The 2013 Inverted Jenny issuance features a new version of perhaps the most famous error in the history of U.S. stamps: a 1918 misprint that mistakenly showed a biplane flying wrong side up.
Collectors be on alert: this week, the Postal Service announced it has printed 100 additional sheets of stamps of the recently issued Inverted Jenny stamp — but with the plane flying right side up.
These very limited edition stamps were circulated with the recent issue of the most famous “misprinted” stamp. Customers who have recently purchased the new Inverted Jenny stamp could have a very limited edition of the famous stamp.
Unique to this stamp issuance, all sheets were individually wrapped in a sealed envelope to recreate the excitement of finding an Inverted Jenny when opening the envelope and to avoid the possibility of discovering a corrected Jenny prior to purchase.
Individuals purchasing “corrected Jenny sheets” will find a congratulatory note inside the wrapping asking them to call a phone number to receive a certificate of acknowledgement signed by Postmaster General Patrick Donahoe.
The idea for creating the “misprinted misprint,” came to light after the Postmaster General mentioned the stamp to customer groups shortly after it was previewed in January.

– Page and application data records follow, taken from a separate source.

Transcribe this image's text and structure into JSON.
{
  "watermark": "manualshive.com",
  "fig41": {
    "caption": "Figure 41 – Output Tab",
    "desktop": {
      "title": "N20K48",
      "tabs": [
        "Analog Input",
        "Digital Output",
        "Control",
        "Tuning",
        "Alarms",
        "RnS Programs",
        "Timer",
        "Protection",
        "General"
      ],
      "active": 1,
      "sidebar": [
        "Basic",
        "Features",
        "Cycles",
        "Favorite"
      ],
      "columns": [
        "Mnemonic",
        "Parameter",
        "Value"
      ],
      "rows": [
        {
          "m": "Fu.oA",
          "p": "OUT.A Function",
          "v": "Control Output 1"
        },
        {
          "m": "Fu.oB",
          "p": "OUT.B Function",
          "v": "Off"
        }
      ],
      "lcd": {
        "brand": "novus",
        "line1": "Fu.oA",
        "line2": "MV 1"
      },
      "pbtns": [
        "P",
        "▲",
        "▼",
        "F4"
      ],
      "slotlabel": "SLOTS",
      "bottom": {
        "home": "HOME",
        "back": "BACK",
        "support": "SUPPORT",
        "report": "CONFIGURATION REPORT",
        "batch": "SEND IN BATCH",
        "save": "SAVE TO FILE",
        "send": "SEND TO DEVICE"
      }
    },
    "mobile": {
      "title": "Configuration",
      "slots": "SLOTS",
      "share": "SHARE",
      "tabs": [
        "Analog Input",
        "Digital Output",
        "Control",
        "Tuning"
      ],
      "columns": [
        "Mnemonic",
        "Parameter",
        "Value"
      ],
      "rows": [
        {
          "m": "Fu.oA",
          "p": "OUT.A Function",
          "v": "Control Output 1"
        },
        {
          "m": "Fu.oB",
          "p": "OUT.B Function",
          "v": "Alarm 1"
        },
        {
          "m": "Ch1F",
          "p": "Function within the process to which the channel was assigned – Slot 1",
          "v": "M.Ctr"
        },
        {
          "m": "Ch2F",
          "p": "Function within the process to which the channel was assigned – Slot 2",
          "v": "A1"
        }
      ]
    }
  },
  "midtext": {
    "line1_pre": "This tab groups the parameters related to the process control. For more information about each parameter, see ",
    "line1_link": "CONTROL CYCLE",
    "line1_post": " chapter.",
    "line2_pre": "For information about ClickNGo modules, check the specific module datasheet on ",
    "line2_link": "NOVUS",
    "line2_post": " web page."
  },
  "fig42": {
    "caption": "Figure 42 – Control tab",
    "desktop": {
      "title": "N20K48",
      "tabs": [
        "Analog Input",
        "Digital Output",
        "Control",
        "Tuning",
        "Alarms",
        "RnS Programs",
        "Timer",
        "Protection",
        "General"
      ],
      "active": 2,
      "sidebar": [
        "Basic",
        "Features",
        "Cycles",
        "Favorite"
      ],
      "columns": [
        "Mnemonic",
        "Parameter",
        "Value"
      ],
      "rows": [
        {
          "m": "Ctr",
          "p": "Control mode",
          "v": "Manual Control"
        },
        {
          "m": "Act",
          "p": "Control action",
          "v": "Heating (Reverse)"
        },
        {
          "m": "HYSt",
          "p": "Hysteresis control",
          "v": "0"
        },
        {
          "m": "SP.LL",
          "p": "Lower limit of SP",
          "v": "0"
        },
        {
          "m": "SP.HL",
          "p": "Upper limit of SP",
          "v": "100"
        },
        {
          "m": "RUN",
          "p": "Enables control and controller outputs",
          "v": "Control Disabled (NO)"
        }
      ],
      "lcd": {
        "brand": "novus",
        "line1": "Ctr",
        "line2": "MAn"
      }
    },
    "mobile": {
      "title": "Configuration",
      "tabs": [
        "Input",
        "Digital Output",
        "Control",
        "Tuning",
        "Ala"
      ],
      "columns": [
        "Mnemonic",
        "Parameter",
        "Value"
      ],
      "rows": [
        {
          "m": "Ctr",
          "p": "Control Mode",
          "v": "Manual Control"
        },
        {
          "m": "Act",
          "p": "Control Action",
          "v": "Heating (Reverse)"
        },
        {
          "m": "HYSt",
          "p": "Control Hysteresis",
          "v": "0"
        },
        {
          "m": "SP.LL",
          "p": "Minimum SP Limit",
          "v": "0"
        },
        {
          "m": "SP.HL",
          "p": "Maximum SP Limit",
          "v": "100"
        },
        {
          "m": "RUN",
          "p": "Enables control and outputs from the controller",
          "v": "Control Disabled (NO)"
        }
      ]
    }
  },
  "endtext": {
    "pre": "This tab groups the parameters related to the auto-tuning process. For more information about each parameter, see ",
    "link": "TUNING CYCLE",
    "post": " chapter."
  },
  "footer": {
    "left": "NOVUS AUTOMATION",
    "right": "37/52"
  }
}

“Our customers were enthusiastic about printing a new version of the most publicized stamp error in U.S. history as a great way to spur interest in stamp collecting,” said Donahoe. “Some jokingly commented that we should be careful to avoid repeating the same mistake of nearly a century ago. That was the impetus behind this initiative. What better way to interest a younger generation in stamp collecting?”
Just days after the Postal Service issued the new $2 version of the most publicized stamp error in U.S. history — the 24-cent 1918 Curtiss Jenny airmail stamp depicting a biplane flying upside down — Glenn Watson of Newmarket, Ontario, Canada, purchased the new $2 version with the biplane flying right side up.

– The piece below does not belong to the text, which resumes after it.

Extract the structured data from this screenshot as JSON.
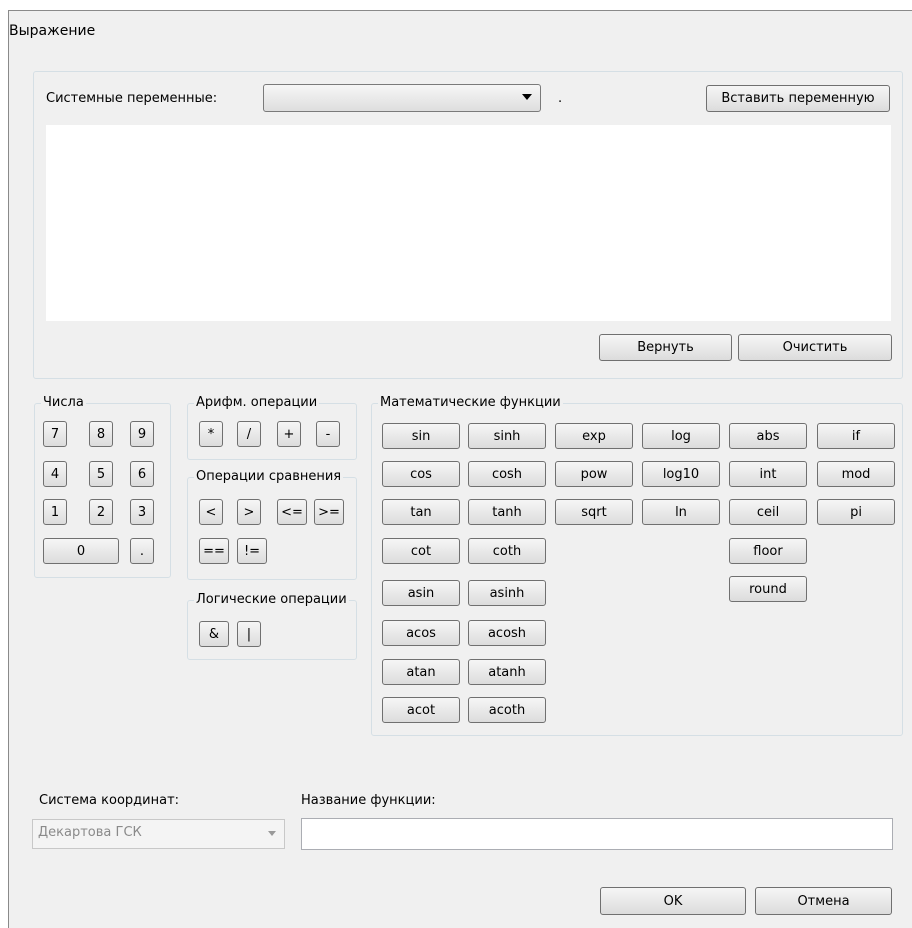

“I’ve been collecting U.S. and Canadian stamps for more than 50 years,” said Watson, who ordered his Inverted Jenny stamp sheet through the Postal Store on eBay. “By far this was a total surprise, and I can now relate to how stamp collector William Robey felt when he purchased the original sheet of 100 Inverted Jennys in 1918. Clearly this right-side-up version will be the treasure of my collection. I hope this stamp will encourage younger generations to get involved in this educational hobby.”
Order a new Inverted Jenny today! The stamp is available online at usps.com/stamps, by calling (), and at Post Offices around the country.